[Start of section]

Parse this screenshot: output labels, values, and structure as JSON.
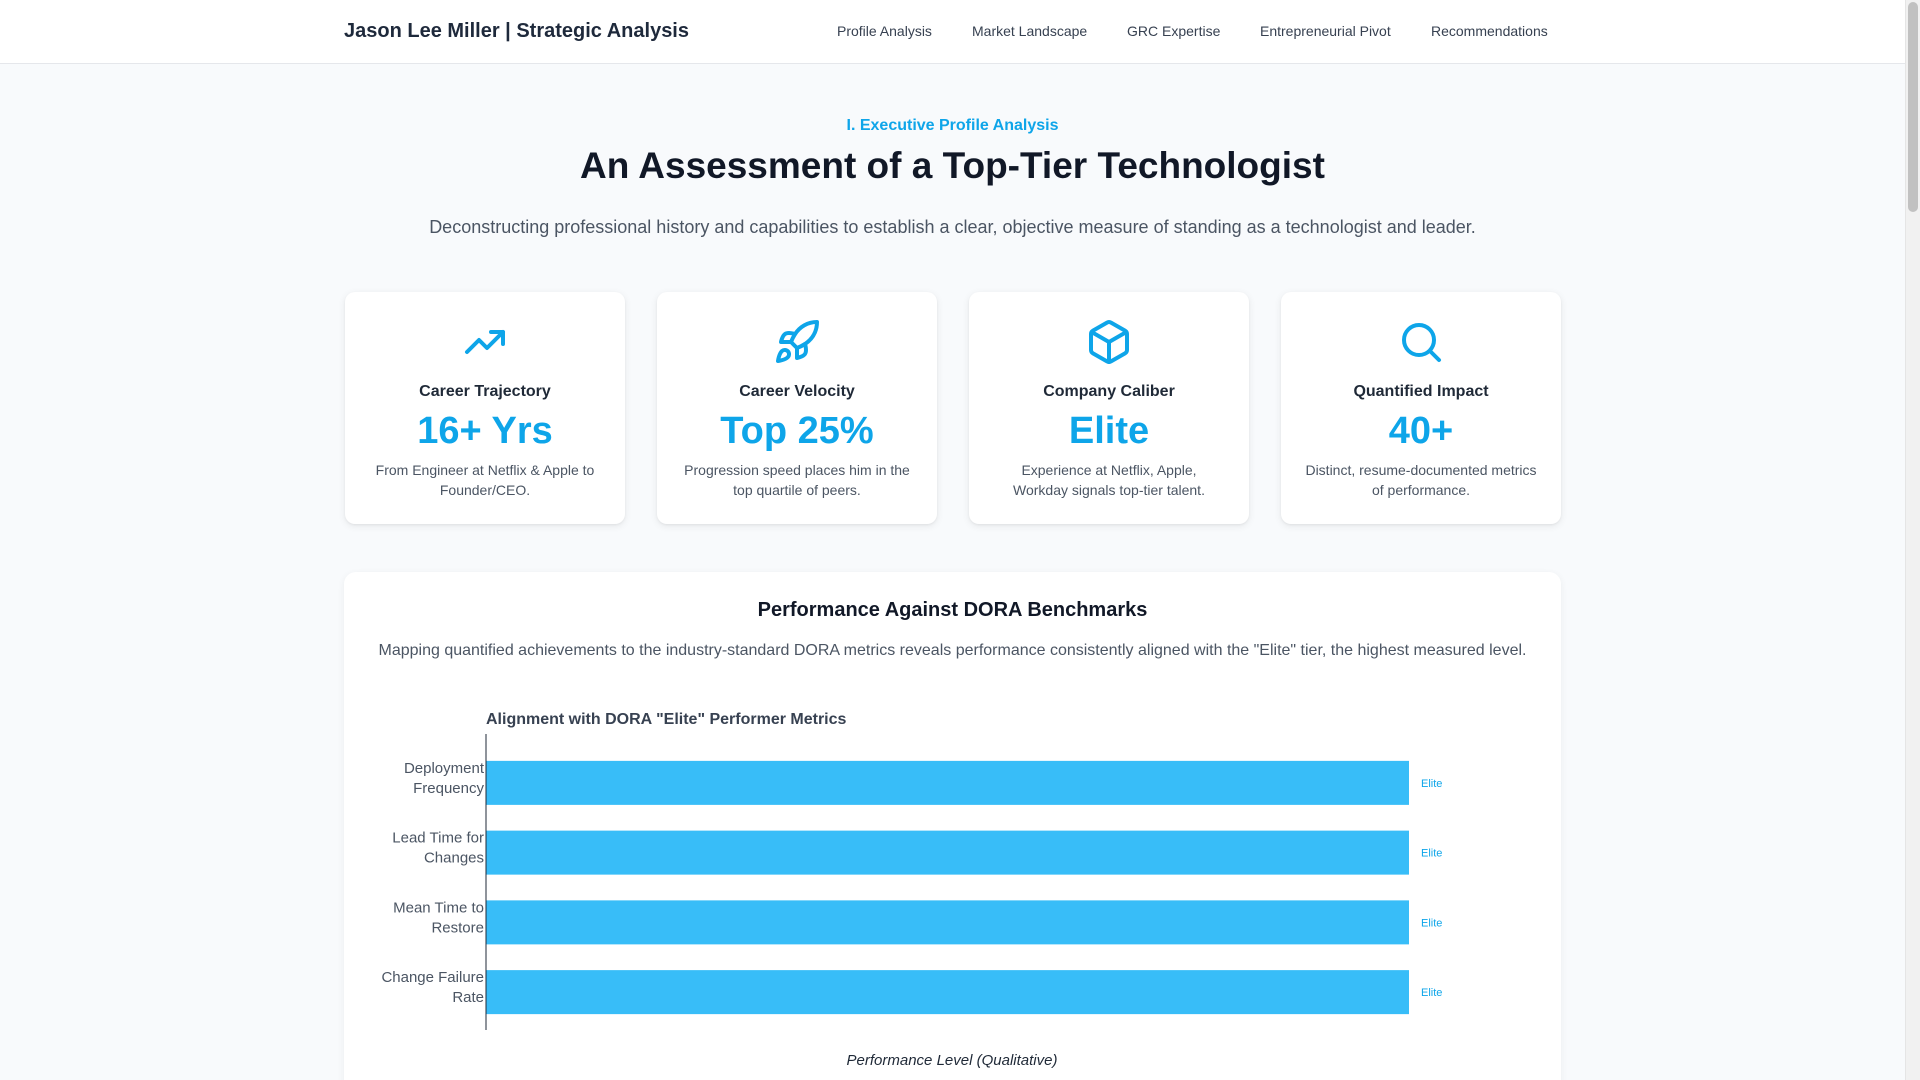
{
  "header": {
    "brand": "Jason Lee Miller | Strategic Analysis",
    "nav": [
      "Profile Analysis",
      "Market Landscape",
      "GRC Expertise",
      "Entrepreneurial Pivot",
      "Recommendations"
    ]
  },
  "hero": {
    "kicker": "I. Executive Profile Analysis",
    "title": "An Assessment of a Top-Tier Technologist",
    "subtitle": "Deconstructing professional history and capabilities to establish a clear, objective measure of standing as a technologist and leader."
  },
  "cards": [
    {
      "icon": "trending-up-icon",
      "title": "Career Trajectory",
      "value": "16+ Yrs",
      "desc": "From Engineer at Netflix & Apple to Founder/CEO."
    },
    {
      "icon": "rocket-icon",
      "title": "Career Velocity",
      "value": "Top 25%",
      "desc": "Progression speed places him in the top quartile of peers."
    },
    {
      "icon": "cube-icon",
      "title": "Company Caliber",
      "value": "Elite",
      "desc": "Experience at Netflix, Apple, Workday signals top-tier talent."
    },
    {
      "icon": "search-icon",
      "title": "Quantified Impact",
      "value": "40+",
      "desc": "Distinct, resume-documented metrics of performance."
    }
  ],
  "panel": {
    "title": "Performance Against DORA Benchmarks",
    "desc": "Mapping quantified achievements to the industry-standard DORA metrics reveals performance consistently aligned with the \"Elite\" tier, the highest measured level."
  },
  "colors": {
    "accent": "#0ea5e9",
    "bar": "#38bdf8"
  },
  "chart_data": {
    "type": "bar",
    "orientation": "horizontal",
    "title": "Alignment with DORA \"Elite\" Performer Metrics",
    "xlabel": "Performance Level (Qualitative)",
    "categories": [
      [
        "Deployment",
        "Frequency"
      ],
      [
        "Lead Time for",
        "Changes"
      ],
      [
        "Mean Time to",
        "Restore"
      ],
      [
        "Change Failure",
        "Rate"
      ]
    ],
    "values": [
      4,
      4,
      4,
      4
    ],
    "xlim": [
      0,
      4
    ],
    "data_labels": [
      "Elite",
      "Elite",
      "Elite",
      "Elite"
    ],
    "grid": false,
    "legend": "none"
  }
}
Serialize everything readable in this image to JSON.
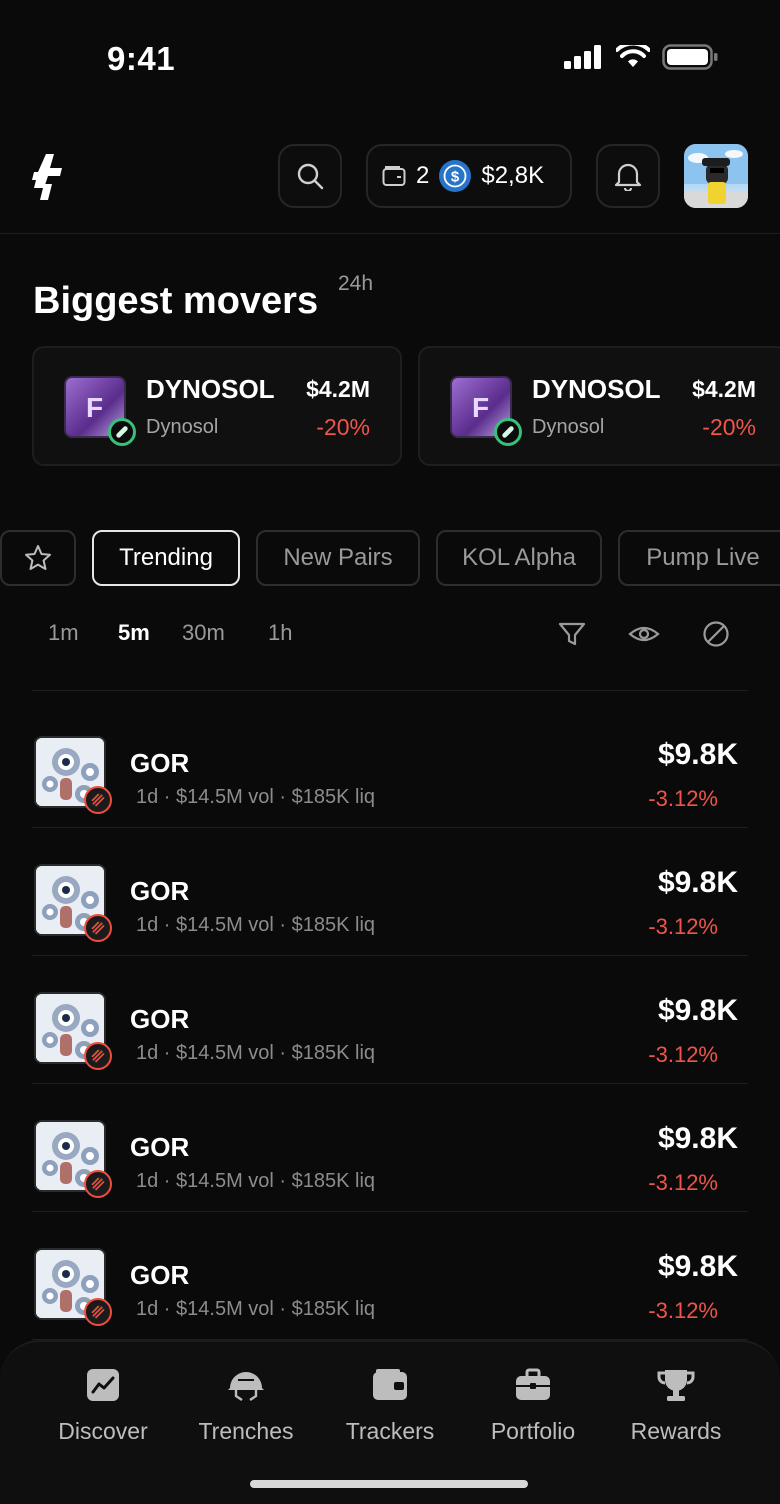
{
  "status_bar": {
    "time": "9:41"
  },
  "header": {
    "wallet_count": "2",
    "balance": "$2,8K"
  },
  "movers": {
    "title": "Biggest movers",
    "period": "24h",
    "cards": [
      {
        "symbol": "DYNOSOL",
        "name": "Dynosol",
        "price": "$4.2M",
        "change": "-20%",
        "token_letter": "F"
      },
      {
        "symbol": "DYNOSOL",
        "name": "Dynosol",
        "price": "$4.2M",
        "change": "-20%",
        "token_letter": "F"
      }
    ]
  },
  "tabs": [
    "Trending",
    "New Pairs",
    "KOL Alpha",
    "Pump Live"
  ],
  "timeframes": [
    "1m",
    "5m",
    "30m",
    "1h"
  ],
  "active_timeframe": "5m",
  "tokens": [
    {
      "name": "GOR",
      "meta": "1d · $14.5M vol · $185K liq",
      "price": "$9.8K",
      "change": "-3.12%"
    },
    {
      "name": "GOR",
      "meta": "1d · $14.5M vol · $185K liq",
      "price": "$9.8K",
      "change": "-3.12%"
    },
    {
      "name": "GOR",
      "meta": "1d · $14.5M vol · $185K liq",
      "price": "$9.8K",
      "change": "-3.12%"
    },
    {
      "name": "GOR",
      "meta": "1d · $14.5M vol · $185K liq",
      "price": "$9.8K",
      "change": "-3.12%"
    },
    {
      "name": "GOR",
      "meta": "1d · $14.5M vol · $185K liq",
      "price": "$9.8K",
      "change": "-3.12%"
    }
  ],
  "nav": [
    {
      "label": "Discover",
      "icon": "chart-icon"
    },
    {
      "label": "Trenches",
      "icon": "helmet-icon"
    },
    {
      "label": "Trackers",
      "icon": "wallet-icon"
    },
    {
      "label": "Portfolio",
      "icon": "briefcase-icon"
    },
    {
      "label": "Rewards",
      "icon": "trophy-icon"
    }
  ],
  "colors": {
    "negative": "#f0544a",
    "positive_badge": "#38c07a",
    "usdc": "#2775ca"
  }
}
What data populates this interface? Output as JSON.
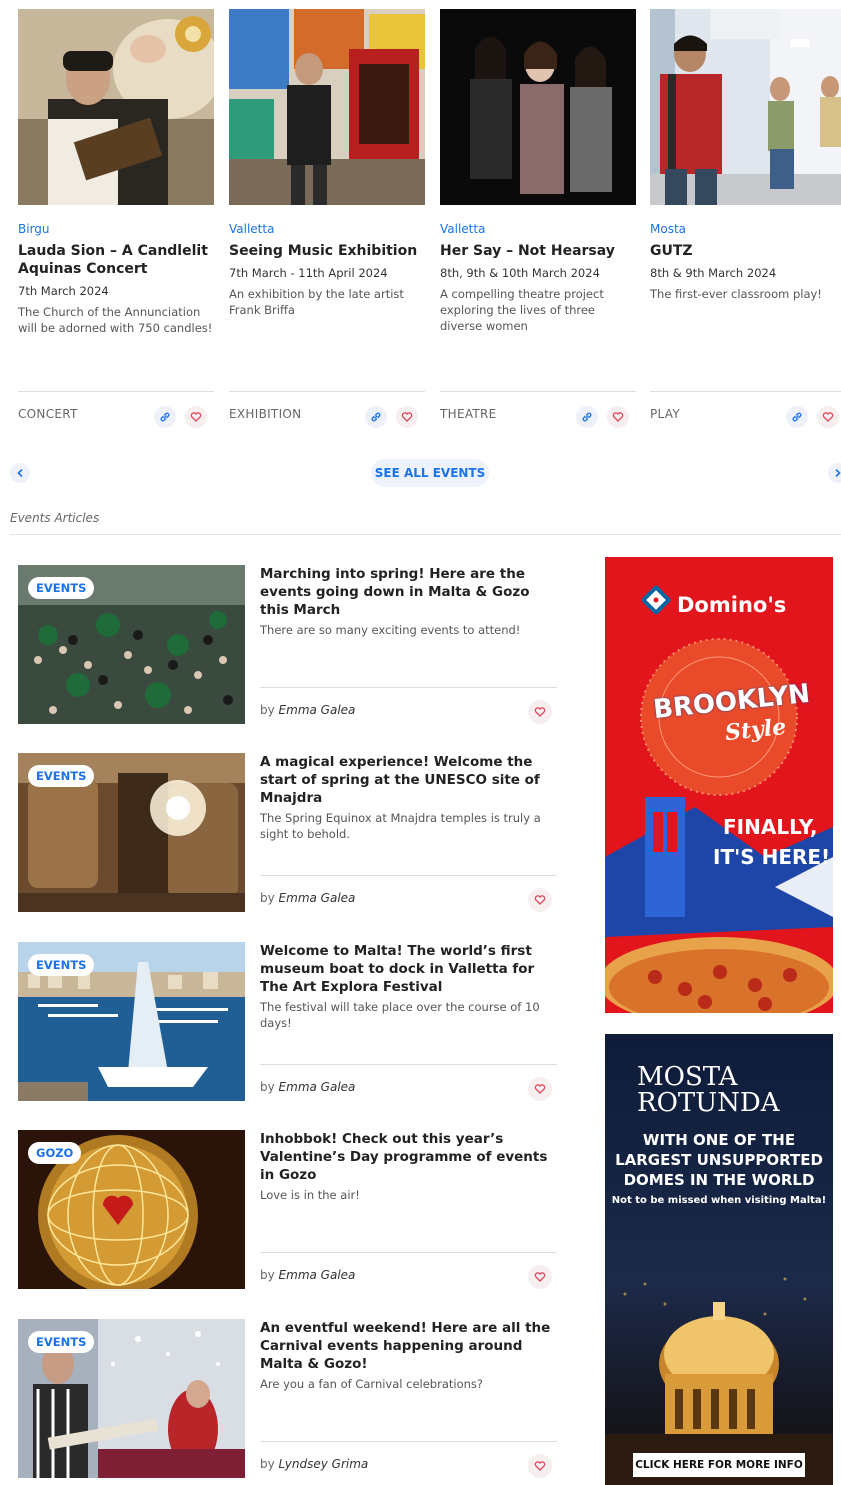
{
  "events": [
    {
      "location": "Birgu",
      "title": "Lauda Sion – A Candlelit Aquinas Concert",
      "date": "7th March 2024",
      "desc": "The Church of the Annunciation will be adorned with 750 candles!",
      "category": "CONCERT"
    },
    {
      "location": "Valletta",
      "title": "Seeing Music Exhibition",
      "date": "7th March - 11th April 2024",
      "desc": "An exhibition by the late artist Frank Briffa",
      "category": "EXHIBITION"
    },
    {
      "location": "Valletta",
      "title": "Her Say – Not Hearsay",
      "date": "8th, 9th & 10th March 2024",
      "desc": "A compelling theatre project exploring the lives of three diverse women",
      "category": "THEATRE"
    },
    {
      "location": "Mosta",
      "title": "GUTZ",
      "date": "8th & 9th March 2024",
      "desc": "The first-ever classroom play!",
      "category": "PLAY"
    }
  ],
  "nav": {
    "see_all": "SEE ALL EVENTS"
  },
  "section_title": "Events Articles",
  "articles": [
    {
      "tag": "EVENTS",
      "title": "Marching into spring! Here are the events going down in Malta & Gozo this March",
      "desc": "There are so many exciting events to attend!",
      "by": "by",
      "author": "Emma Galea"
    },
    {
      "tag": "EVENTS",
      "title": "A magical experience! Welcome the start of spring at the UNESCO site of Mnajdra",
      "desc": "The Spring Equinox at Mnajdra temples is truly a sight to behold.",
      "by": "by",
      "author": "Emma Galea"
    },
    {
      "tag": "EVENTS",
      "title": "Welcome to Malta! The world’s first museum boat to dock in Valletta for The Art Explora Festival",
      "desc": "The festival will take place over the course of 10 days!",
      "by": "by",
      "author": "Emma Galea"
    },
    {
      "tag": "GOZO",
      "title": "Inhobbok! Check out this year’s Valentine’s Day programme of events in Gozo",
      "desc": "Love is in the air!",
      "by": "by",
      "author": "Emma Galea"
    },
    {
      "tag": "EVENTS",
      "title": "An eventful weekend! Here are all the Carnival events happening around Malta & Gozo!",
      "desc": "Are you a fan of Carnival celebrations?",
      "by": "by",
      "author": "Lyndsey Grima"
    }
  ],
  "ads": {
    "dominos": {
      "brand": "Domino's",
      "circle_line1": "BROOKLYN",
      "circle_line2": "Style",
      "headline1": "FINALLY,",
      "headline2": "IT'S HERE!"
    },
    "mosta": {
      "logo1": "MOSTA",
      "logo2": "ROTUNDA",
      "headline1": "WITH ONE OF THE",
      "headline2": "LARGEST UNSUPPORTED",
      "headline3": "DOMES IN THE WORLD",
      "sub": "Not to be missed when visiting Malta!",
      "cta": "CLICK HERE FOR MORE INFO"
    }
  },
  "colors": {
    "accent": "#1a73e8",
    "heart": "#e0445a",
    "dominos_red": "#e2151d",
    "mosta_navy": "#0f1e3d"
  }
}
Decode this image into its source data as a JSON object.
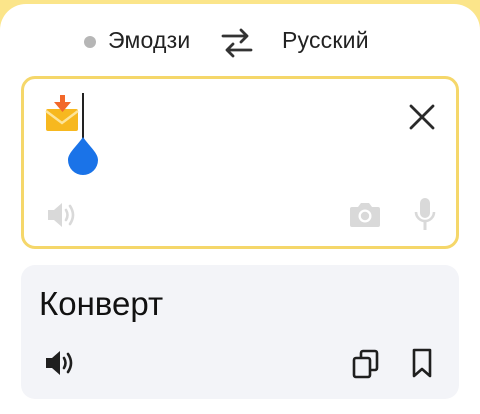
{
  "language_bar": {
    "source_language": "Эмодзи",
    "target_language": "Русский"
  },
  "input": {
    "emoji": "incoming-envelope-emoji",
    "icons": {
      "clear": "close-icon",
      "speak": "speaker-icon",
      "camera": "camera-icon",
      "mic": "microphone-icon"
    }
  },
  "output": {
    "translation": "Конверт",
    "icons": {
      "speak": "speaker-icon",
      "copy": "copy-icon",
      "bookmark": "bookmark-icon"
    }
  },
  "colors": {
    "accent_yellow": "#fbe58a",
    "input_border": "#f5d76a",
    "cursor_handle": "#1a73e8",
    "output_bg": "#f3f4f8"
  }
}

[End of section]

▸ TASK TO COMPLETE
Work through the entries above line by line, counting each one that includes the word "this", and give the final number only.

▸ FINISHED EXERCISE
6